Lessons in Units

CCSS UnitsHow big is the White House? Students build scale models of the White House, compare scaling in one vs. two vs. three dimensions and design their ideal version of the president’s house.

How is wealth distributed in the United States? Students use measures of center, five-number summaries, and box plots to examine different distributions while digging into one of the most important economic and political issues facing any nation.

How does the what we see affect our happiness? Students explore the concept of the jen ratio – the ratio of positive to negative observations in our daily lives – and use it to discuss how the content we consume and the things we observe influence our experience of the world.

How long does it take to burn off food from McDonald's? Students use unit rates and proportional reasoning to determine how long they'd have to exercise to burn off different McDonald's menu items.

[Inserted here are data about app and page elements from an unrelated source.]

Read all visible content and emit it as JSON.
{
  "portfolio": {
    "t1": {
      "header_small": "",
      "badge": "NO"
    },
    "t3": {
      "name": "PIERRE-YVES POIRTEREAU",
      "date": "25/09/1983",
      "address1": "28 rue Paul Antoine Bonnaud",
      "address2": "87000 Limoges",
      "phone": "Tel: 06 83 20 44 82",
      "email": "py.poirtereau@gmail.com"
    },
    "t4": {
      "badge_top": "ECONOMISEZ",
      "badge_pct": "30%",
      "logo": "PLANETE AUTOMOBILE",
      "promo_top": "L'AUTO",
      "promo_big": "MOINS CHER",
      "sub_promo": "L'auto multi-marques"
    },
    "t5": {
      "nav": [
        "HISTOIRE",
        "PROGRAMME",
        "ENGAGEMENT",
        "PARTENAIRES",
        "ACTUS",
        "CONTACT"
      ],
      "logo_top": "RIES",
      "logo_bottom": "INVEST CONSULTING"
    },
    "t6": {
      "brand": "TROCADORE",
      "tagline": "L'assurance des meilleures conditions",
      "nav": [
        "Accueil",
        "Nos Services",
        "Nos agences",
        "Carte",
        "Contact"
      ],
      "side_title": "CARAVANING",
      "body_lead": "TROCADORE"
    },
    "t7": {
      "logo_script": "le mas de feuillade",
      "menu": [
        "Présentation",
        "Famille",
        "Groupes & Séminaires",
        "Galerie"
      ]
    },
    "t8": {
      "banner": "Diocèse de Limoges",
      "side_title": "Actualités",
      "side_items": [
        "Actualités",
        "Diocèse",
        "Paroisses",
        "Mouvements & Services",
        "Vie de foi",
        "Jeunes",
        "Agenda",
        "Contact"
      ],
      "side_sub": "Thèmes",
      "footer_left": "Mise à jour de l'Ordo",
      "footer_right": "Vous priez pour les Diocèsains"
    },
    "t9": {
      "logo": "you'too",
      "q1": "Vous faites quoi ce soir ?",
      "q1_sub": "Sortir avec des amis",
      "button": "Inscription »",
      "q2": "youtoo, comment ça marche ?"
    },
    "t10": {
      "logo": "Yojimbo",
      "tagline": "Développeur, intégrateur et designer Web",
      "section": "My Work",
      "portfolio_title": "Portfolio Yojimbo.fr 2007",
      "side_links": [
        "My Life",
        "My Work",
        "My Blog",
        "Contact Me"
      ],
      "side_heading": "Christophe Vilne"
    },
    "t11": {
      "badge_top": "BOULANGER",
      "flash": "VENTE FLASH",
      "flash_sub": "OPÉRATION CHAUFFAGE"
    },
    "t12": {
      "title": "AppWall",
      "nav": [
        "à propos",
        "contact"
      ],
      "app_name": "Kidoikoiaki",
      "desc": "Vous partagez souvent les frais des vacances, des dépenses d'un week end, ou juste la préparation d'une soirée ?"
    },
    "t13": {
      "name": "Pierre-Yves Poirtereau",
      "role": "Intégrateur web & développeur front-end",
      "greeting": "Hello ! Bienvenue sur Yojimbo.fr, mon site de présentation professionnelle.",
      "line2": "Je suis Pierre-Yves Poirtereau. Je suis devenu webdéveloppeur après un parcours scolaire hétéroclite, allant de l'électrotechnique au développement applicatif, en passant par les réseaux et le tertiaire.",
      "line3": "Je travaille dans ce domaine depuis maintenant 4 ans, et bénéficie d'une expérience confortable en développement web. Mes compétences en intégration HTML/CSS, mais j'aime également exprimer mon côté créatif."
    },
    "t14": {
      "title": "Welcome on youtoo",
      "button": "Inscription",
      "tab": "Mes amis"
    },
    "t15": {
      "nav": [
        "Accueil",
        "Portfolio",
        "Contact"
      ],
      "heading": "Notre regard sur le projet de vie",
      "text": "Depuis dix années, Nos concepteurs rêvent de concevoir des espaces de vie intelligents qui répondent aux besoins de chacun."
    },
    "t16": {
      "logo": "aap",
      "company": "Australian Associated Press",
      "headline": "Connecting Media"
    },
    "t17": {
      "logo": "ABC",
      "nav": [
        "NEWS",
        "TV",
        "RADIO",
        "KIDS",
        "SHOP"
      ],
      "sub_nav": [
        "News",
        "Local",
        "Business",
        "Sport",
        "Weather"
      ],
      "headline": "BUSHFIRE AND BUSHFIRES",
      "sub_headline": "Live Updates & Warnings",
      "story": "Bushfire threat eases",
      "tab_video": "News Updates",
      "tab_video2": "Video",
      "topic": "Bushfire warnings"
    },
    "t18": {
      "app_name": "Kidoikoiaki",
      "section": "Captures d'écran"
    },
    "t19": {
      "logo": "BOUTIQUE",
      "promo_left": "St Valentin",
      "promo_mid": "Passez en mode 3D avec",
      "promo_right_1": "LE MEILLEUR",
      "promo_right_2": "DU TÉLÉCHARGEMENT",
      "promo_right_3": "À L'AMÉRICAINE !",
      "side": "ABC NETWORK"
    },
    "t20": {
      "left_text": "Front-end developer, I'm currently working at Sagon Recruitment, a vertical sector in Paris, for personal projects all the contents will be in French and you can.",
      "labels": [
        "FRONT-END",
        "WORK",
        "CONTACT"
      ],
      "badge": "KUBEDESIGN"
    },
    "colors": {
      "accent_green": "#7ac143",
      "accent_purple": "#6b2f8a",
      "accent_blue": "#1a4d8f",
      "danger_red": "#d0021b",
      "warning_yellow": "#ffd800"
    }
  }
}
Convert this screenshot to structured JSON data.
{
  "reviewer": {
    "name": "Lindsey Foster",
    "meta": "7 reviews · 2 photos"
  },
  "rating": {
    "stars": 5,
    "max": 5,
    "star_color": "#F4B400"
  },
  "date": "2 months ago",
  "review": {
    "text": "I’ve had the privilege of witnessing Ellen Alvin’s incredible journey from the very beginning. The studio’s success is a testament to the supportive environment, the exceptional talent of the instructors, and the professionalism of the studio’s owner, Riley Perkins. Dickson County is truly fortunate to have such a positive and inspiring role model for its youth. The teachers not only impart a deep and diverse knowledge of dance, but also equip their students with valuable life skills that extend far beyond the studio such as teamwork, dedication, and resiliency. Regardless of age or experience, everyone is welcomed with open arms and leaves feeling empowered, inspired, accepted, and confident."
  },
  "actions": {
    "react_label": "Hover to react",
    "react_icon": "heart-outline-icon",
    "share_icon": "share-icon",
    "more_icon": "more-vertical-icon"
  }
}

How should we tip in a restaurant? Students use mental math, percents, and proportional reasoning to compare different approaches to tipping.

How much do different professionals earn in a year? Students use rates and ratio reasoning to compare how much a teacher, the President, and LeBron James earn...and to compare how much value the create.

How much of what we see is advertising? Students decompose irregular shapes to find how much of their visual field is occupied by advertising in real life and online.

Is there an upside to negative feelings? Students use integers to compare good and bad days and use absolute value to explore what happens when we reinterpret negative moments in a more positive light.

What's the best way to bet on the Super Bowl? Students add and subtract positive and negative numbers to determine which bets have been the most effective and consider the best ways to win big on the big game.

How were free states and slave states represented in Congress? In this lesson, students use census data and fraction multiplication to explore the effects of the Three-Fifths Compromise on the balance of power between free and slave states in early America.

How should grades be calculated? Students use averages and weighted means to examine some different grading schemes and decide what other factors ought to be considered when teachers assign grades.

How can we compare similar items? Students plot points with positive and negative coordinates in order to compare items across two different attributes. They use the plots to decide which item is the “best” in different scenarios, and discuss whether or not negative numbers always represent the “opposite” of positive numbers.

Should shoe companies sell left and right shoes separately? Students collect survey and measurement data, construct bar graphs, and discuss distributions and measures of central tendency in order to figure out whether shoe companies should necessarily be selling their products in same-size pairs.

What's the best way to design a food tray? Students calculate the volumes of rectangular prisms and use that information to design a cafeteria tray that looks good and holds a balanced meal.

How much should people pay for cable? Students interpret scatterplots and calculate the costs and revenues for consumers and providers under both the bundled and à la carte pricing schemes to determine which would be better for U.S. companies and customers.